Among the limiting factors that will prevent full realization of the benefits of health reform, one is most pressing: the deficit of primary care providers (PCPs).

A comment in the April 21st 2010 Journal of the American Medical Association lays out the facts about the primary care shortage with several data points:

1. There are 900 million visits to physicians each year in the U.S. 50% of these go to 200,000 physicians who call themselves primary care clinicians.
2. Most of these visits deal with the super-sized conditions of diabetes, hypertension and obesity, along with infections and general exams.
3. Specialists see a growing number of patients with arthritis, epilepsy, depression, and other chronic conditions.
4. The salary differential between PCPs and specialists is huge: the average internist earns about $186,000; the average dermatologist brings home an annual paycheck of $297,000. The chart on the left illustrates the large pay gaps between PCPs and specialties.

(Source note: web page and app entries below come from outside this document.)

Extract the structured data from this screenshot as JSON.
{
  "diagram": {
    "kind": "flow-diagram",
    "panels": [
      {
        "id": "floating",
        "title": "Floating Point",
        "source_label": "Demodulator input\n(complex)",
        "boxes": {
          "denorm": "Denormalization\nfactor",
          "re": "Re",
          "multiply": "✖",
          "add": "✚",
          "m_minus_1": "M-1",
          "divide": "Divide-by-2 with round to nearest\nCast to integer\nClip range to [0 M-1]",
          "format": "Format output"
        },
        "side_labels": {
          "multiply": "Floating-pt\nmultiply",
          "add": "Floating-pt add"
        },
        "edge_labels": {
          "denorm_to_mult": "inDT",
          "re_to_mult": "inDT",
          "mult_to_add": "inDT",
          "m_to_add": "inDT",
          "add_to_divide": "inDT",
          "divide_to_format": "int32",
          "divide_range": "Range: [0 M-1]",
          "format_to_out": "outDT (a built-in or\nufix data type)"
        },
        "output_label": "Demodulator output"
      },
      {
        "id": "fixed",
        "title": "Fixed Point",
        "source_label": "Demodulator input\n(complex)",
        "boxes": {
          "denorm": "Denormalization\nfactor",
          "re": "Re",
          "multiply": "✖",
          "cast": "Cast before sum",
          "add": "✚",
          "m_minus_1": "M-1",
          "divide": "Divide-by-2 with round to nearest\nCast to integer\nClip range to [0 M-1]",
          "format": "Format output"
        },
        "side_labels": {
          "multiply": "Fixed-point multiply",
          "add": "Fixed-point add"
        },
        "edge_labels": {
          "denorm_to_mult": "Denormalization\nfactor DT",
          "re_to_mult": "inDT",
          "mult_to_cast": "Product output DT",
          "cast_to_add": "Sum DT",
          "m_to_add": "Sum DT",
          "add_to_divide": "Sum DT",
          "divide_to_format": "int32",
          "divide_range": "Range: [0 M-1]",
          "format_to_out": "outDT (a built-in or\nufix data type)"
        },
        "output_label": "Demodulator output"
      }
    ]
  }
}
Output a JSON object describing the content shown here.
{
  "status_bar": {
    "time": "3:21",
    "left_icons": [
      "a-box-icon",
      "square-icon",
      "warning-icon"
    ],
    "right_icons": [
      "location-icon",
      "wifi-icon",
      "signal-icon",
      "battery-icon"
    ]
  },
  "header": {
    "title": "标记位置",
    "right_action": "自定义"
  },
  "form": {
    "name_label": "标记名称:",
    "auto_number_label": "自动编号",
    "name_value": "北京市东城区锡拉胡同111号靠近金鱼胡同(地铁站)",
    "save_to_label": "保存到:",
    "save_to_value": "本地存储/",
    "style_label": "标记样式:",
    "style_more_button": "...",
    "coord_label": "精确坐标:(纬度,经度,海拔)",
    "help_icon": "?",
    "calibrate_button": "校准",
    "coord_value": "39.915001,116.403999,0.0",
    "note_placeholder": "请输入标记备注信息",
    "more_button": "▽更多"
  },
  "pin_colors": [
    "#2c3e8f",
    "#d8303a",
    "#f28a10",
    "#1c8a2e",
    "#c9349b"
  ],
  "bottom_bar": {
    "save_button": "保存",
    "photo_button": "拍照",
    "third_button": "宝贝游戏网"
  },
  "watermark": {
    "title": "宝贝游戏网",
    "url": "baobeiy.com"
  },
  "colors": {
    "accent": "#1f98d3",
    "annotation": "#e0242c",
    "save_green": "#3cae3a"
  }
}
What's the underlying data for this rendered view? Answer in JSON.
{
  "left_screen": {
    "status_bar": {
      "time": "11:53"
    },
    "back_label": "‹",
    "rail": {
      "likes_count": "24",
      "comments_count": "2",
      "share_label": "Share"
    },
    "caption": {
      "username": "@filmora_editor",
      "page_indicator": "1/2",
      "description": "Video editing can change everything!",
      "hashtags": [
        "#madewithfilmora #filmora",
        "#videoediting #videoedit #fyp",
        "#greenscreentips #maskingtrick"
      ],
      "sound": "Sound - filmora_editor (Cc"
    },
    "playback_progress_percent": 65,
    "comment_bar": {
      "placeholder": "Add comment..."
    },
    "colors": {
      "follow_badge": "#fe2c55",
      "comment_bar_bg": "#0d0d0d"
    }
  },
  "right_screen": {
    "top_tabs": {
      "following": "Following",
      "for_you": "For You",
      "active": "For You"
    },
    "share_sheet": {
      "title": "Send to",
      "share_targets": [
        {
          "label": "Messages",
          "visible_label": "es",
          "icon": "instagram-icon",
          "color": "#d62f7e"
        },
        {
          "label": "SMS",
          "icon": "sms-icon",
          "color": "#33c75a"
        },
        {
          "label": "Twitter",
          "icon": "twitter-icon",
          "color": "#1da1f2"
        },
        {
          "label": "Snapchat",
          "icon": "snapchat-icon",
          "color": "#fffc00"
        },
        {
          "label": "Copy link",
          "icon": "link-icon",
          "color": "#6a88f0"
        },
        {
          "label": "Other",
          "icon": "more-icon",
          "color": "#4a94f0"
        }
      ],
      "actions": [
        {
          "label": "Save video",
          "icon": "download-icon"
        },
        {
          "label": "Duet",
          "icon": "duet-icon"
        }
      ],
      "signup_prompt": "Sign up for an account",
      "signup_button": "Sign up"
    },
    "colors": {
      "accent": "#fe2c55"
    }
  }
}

No wonder, then, that in 2010, only 55% of 4,999 residency posts in internal medicine were U.S. med school graduates. 90% of specialty posts in brain surgery, orthopedic surgery, and dermatology were given to U.S. med school grads.

The Association of American Medical Colleges’ Center for Workforce Studies calculates a shortage of 46,000 primary care physicians and 41,000 general surgeons — even with the recruitment of international medical graduates.

The authors of the JAMA commentary lament: “Despite efforts to highlight the potential clinical and professional contributions of primary care physicians, interest int his path remains extraordinarily low among graduates of U.S. medical schools.”

Health Populi’s Hot Points: If this status quo continues, then primary care will become a boutique retail health service for those who can afford to pay a premium for it. In addition to this being an ironic kind of outcome, it’s also very harmful to the basic public health of the U.S. And with some 30 million people in the U.S. being added to the covered insured, the practical question is: will they be able to access a PCP?

So how to make primary care attractive to medical students and bring sexy back to being a PCP? It’s about money, sure — closing the gap between the Botoxers and the Brain Surgeons vs. the Marcus Welby’s.

But it’s also going to mean paying PCPs based on the huge value they bring to the health system, one patient at a time: preventing errors, being a rational allocater of expensive health resources (like hospital admissions, MRI scans and unnecessary surgical procedures), and finally, rewarding doctors for keeping people well.

“…The role of the primary care physician [must be] redefined in a powerful way,” the authors say.

Let’s not confuse coverage with access. It’s going to take more than a 10% bump up in Medicare reimbursement to bring sexy back to primary care.